**What you have to do:**
Narrow the data below down to the lines containing "field".

**Records:**
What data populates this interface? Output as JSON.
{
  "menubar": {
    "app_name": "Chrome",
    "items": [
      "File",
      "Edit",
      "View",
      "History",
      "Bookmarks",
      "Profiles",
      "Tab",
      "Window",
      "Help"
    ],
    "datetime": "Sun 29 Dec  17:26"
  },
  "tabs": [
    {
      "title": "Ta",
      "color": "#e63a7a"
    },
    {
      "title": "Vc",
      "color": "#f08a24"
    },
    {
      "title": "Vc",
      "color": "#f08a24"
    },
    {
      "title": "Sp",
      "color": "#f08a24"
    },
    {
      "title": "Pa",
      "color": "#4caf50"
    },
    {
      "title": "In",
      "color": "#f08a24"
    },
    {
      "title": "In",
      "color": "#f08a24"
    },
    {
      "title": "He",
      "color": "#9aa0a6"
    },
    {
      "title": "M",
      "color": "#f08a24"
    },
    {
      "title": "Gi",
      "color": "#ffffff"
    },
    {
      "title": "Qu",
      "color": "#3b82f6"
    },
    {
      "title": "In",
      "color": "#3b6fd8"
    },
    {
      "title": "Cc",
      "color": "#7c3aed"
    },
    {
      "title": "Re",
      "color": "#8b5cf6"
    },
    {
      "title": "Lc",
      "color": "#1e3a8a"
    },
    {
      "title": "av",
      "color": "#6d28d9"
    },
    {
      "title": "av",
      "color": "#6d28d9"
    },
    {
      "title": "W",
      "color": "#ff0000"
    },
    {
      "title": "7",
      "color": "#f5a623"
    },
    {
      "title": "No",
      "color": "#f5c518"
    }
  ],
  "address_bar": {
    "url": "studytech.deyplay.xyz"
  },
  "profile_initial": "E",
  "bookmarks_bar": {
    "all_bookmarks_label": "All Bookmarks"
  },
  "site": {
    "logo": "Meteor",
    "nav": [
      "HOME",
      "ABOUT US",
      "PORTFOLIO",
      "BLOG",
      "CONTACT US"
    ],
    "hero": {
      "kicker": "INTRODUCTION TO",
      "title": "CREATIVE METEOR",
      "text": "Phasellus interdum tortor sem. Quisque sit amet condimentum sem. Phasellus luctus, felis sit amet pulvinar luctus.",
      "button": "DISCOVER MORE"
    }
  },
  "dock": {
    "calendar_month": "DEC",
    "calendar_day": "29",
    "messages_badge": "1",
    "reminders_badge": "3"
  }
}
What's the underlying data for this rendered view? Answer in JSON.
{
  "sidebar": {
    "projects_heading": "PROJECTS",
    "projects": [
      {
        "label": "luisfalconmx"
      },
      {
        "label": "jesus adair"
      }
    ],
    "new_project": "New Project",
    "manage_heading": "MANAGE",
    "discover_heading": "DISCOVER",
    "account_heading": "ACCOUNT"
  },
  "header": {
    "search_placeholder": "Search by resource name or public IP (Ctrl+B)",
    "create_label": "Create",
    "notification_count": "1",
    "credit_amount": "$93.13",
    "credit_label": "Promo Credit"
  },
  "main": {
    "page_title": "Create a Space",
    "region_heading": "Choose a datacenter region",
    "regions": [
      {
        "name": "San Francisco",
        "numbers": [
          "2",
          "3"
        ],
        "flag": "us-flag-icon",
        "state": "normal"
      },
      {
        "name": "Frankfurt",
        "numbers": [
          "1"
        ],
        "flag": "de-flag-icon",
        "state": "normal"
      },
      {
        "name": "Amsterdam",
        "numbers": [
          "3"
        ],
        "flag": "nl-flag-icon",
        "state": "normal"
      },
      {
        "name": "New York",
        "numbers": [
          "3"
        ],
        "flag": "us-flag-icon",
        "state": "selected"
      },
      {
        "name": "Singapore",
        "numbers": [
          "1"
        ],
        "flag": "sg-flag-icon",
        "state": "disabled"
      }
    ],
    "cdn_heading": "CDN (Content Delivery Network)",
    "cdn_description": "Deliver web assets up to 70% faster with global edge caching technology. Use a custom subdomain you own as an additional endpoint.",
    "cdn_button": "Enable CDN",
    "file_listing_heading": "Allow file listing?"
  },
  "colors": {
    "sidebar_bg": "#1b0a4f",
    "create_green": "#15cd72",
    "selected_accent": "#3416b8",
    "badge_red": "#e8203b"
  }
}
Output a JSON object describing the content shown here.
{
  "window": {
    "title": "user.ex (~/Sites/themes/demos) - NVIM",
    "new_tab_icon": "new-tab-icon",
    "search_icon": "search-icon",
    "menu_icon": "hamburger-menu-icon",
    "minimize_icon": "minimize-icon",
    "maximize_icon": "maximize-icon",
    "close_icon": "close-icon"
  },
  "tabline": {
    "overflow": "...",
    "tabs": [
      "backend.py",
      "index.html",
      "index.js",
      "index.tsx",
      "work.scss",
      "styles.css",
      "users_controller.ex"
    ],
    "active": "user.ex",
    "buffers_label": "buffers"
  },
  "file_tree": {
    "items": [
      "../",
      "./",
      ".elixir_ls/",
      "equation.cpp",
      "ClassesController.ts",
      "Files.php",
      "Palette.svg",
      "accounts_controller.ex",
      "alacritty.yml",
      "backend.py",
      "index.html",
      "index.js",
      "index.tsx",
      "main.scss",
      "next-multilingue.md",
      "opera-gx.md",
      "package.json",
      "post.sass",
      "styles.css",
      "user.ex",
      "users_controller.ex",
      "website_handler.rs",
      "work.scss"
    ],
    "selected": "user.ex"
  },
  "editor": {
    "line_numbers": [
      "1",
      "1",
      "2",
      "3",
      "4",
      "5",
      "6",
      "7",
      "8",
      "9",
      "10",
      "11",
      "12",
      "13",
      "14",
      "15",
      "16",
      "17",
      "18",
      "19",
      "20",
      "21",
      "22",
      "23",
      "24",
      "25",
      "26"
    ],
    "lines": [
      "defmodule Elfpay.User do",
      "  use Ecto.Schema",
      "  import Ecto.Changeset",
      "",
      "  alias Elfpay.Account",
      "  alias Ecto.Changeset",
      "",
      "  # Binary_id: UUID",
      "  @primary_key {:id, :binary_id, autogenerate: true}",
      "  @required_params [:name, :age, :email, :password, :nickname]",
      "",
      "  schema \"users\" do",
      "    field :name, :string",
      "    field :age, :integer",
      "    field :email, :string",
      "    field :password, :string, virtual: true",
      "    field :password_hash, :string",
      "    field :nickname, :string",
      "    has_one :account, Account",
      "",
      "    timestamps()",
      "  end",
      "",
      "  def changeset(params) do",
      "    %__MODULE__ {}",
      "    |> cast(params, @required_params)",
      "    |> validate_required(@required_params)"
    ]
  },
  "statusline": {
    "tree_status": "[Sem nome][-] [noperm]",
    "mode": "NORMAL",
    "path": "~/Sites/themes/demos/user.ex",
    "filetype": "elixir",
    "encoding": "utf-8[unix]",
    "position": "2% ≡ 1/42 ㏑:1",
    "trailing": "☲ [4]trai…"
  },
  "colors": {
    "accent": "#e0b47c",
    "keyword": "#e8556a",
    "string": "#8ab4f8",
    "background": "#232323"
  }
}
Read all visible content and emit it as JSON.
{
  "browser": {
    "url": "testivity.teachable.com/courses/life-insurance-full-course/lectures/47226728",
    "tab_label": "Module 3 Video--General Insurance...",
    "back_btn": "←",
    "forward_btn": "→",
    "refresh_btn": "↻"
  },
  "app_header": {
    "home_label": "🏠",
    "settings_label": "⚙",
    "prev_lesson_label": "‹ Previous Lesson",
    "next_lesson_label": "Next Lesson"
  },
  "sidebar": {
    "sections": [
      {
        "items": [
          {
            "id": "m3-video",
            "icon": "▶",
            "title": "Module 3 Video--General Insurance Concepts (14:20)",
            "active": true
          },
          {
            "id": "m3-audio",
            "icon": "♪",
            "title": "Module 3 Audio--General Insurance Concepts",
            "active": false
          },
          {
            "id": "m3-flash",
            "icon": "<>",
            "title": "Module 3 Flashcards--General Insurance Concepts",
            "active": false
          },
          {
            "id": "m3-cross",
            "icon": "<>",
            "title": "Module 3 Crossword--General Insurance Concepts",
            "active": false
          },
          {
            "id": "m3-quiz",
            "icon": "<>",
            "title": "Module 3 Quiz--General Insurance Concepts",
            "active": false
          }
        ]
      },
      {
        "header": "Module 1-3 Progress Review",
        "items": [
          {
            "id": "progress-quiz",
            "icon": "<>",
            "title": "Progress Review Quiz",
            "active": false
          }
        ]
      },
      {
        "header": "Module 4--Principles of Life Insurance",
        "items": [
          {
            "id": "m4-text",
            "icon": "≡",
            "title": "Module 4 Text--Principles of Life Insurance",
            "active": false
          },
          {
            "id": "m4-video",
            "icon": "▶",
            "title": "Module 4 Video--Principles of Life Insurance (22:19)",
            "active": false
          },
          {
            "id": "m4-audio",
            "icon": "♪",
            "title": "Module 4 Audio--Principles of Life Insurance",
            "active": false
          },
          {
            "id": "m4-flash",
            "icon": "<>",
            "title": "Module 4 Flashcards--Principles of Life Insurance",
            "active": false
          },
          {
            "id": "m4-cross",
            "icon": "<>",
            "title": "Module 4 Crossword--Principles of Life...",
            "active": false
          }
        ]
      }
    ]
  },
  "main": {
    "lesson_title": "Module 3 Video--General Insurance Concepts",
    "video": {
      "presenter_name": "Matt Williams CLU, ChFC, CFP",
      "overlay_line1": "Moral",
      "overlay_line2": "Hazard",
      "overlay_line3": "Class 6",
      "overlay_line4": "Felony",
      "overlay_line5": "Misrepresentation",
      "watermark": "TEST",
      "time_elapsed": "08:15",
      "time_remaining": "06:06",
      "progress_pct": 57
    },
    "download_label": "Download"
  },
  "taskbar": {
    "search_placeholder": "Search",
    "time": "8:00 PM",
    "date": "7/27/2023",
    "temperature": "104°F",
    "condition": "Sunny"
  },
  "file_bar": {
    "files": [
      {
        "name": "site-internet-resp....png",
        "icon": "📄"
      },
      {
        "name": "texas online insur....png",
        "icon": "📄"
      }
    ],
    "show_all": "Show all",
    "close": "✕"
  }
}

**Reply to the task:**
      "    field :name, :string",
      "    field :age, :integer",
      "    field :email, :string",
      "    field :password, :string, virtual: true",
      "    field :password_hash, :string",
      "    field :nickname, :string",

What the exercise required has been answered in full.